The other thing that is coming with Tesla’s cars to the United Kingdom is the Supercharger network. Something we will begin to see at service stations across the main motorways that allow you to add 130 miles to your range in 20 minutes. Or in Moto or Welcome Break terms, a trip to the loo and an overpriced Coffee/Mineral Water from Costa.

This is the first electric car that looks like it might be something people might consider as an alternative to a 3-series or Audi A4. It’s a good looking car which is spacious, insanely quick (0-60 is less than 5s) and by all means less trips to the fuel pumps (note: 0).  There is an expanding market for electric cars in the United Kingdom however it’s still not growing at an exponential rate that a green-tech enthusiast would hope. The sods law of, until we have lots of electric cars there is no point installing loads of charging points. Hopefully with the delivery of Teslas to brits people will start to see that electric cars don’t have to be disgracefully ugly or for eco-freaks. The Tesla is a good option as a mid range commuter car, very few journeys in the UK are over 300 miles so if you have the money, why not take one for a test drive and join the electric car revolution.

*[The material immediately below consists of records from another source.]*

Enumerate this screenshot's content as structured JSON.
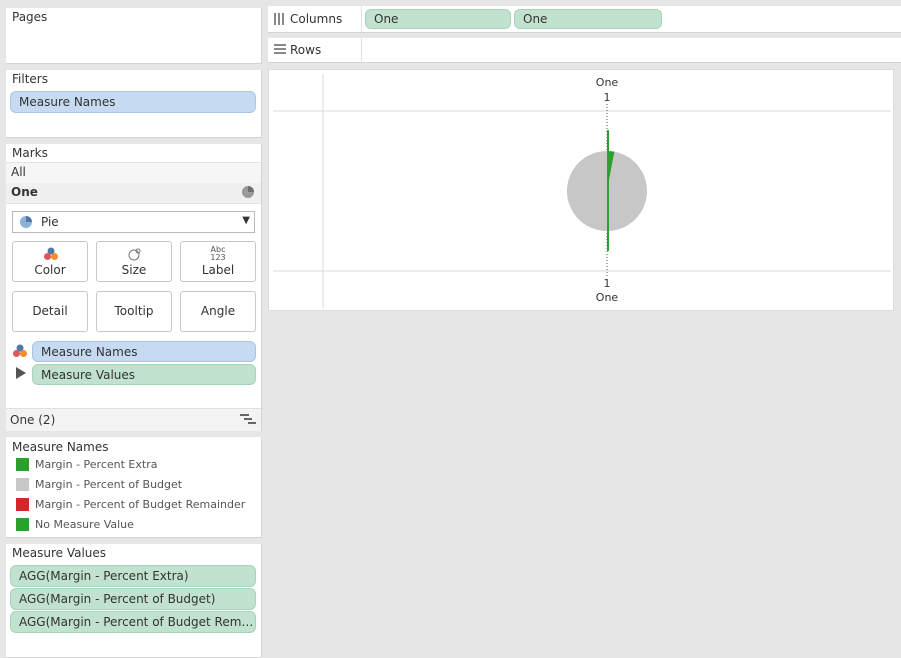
{
  "pages": {
    "title": "Pages"
  },
  "filters": {
    "title": "Filters",
    "pill": "Measure Names"
  },
  "marks": {
    "title": "Marks",
    "all_label": "All",
    "card_label": "One",
    "mark_type": "Pie",
    "buttons": {
      "color": "Color",
      "size": "Size",
      "label": "Label",
      "label_icon": "Abc\n123",
      "detail": "Detail",
      "tooltip": "Tooltip",
      "angle": "Angle"
    },
    "fields": [
      {
        "label": "Measure Names",
        "icon": "color-icon"
      },
      {
        "label": "Measure Values",
        "icon": "angle-icon"
      }
    ],
    "footer": "One (2)"
  },
  "measure_names_legend": {
    "title": "Measure Names",
    "items": [
      {
        "label": "Margin - Percent Extra",
        "color": "#2ca02c"
      },
      {
        "label": "Margin - Percent of Budget",
        "color": "#c7c7c7"
      },
      {
        "label": "Margin - Percent of Budget Remainder",
        "color": "#d62728"
      },
      {
        "label": "No Measure Value",
        "color": "#2ca02c"
      }
    ]
  },
  "measure_values": {
    "title": "Measure Values",
    "items": [
      "AGG(Margin - Percent Extra)",
      "AGG(Margin - Percent of Budget)",
      "AGG(Margin - Percent of Budget Remainde.."
    ]
  },
  "columns": {
    "label": "Columns",
    "pills": [
      "One",
      "One"
    ]
  },
  "rows": {
    "label": "Rows"
  },
  "chart": {
    "top_axis_title": "One",
    "top_tick": "1",
    "bottom_tick": "1",
    "bottom_axis_title": "One"
  },
  "chart_data": {
    "type": "pie",
    "slices": [
      {
        "name": "Margin - Percent Extra",
        "value": 3,
        "color": "#2ca02c"
      },
      {
        "name": "Margin - Percent of Budget",
        "value": 97,
        "color": "#c7c7c7"
      }
    ],
    "x_tick_labels": [
      "1"
    ],
    "xlabel": "One"
  }
}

Apple To Purchase Beats by Dre.

Ugh. I don’t even know where to begin on this one. It does actually make quite a lot of sense except, Apple makes some very beautifully engineered products, Beats by Dre have only one pair of headphones that are remotely well made and you pay probably at a higher markup than you do on an iPhone 5S. I speak of course about the pro edition which actually feel quite nice.

I’ve alway hated the Dre beats though. I don’t like the sound, I don’t like the connotations and I don’t understand how they took off so bloody quickly. It’s genius business. Every single music video since 2008 has contained a pair, as we have seen music videos become more and more about product placement and brand bragging (Grey Goose anyone?). I’m not even sure if I speak as hypocrite being the owner of a pair of Bose QuietComfort 15s. That said I bought them because they are the best noise-cancelling headphones on the market and that’s what I was looking for.

The important question here is what is in it for Apple. I suspect that Dre Beats are some of the most sold products through the EPOS systems at Apple stores. They can see the sales on these, the markup is astronomical, I heard from a friend of a Monster engineer that typically they won’t talk about a product unless the markup can be guaranteed to over 800%. Makes perfect sense I guess. We have also seen Apple delve into this market before, remember their absolutely ghastly iPod dock that looked like a less hollow baby bath?

The streaming service that Beats offers is also part of the deal we are supposed to assume. I guess it’s buying customers to an extent but it’s almost definitely going to be more expensive than Facebook paid for Whatsapp per customer and realistically, it’s nowhere near as good as Spotify.

I sit here among countless tech enthusiasts scratching my head. How long have these negotiations been going on for? What would Steve Jobs think? Why didn’t Apple use their large supply of talent to create a legitimate competitor in house rather than spend a huge amount on a company favoured by hip hop contemporaries. I’m just interested to see how this develops.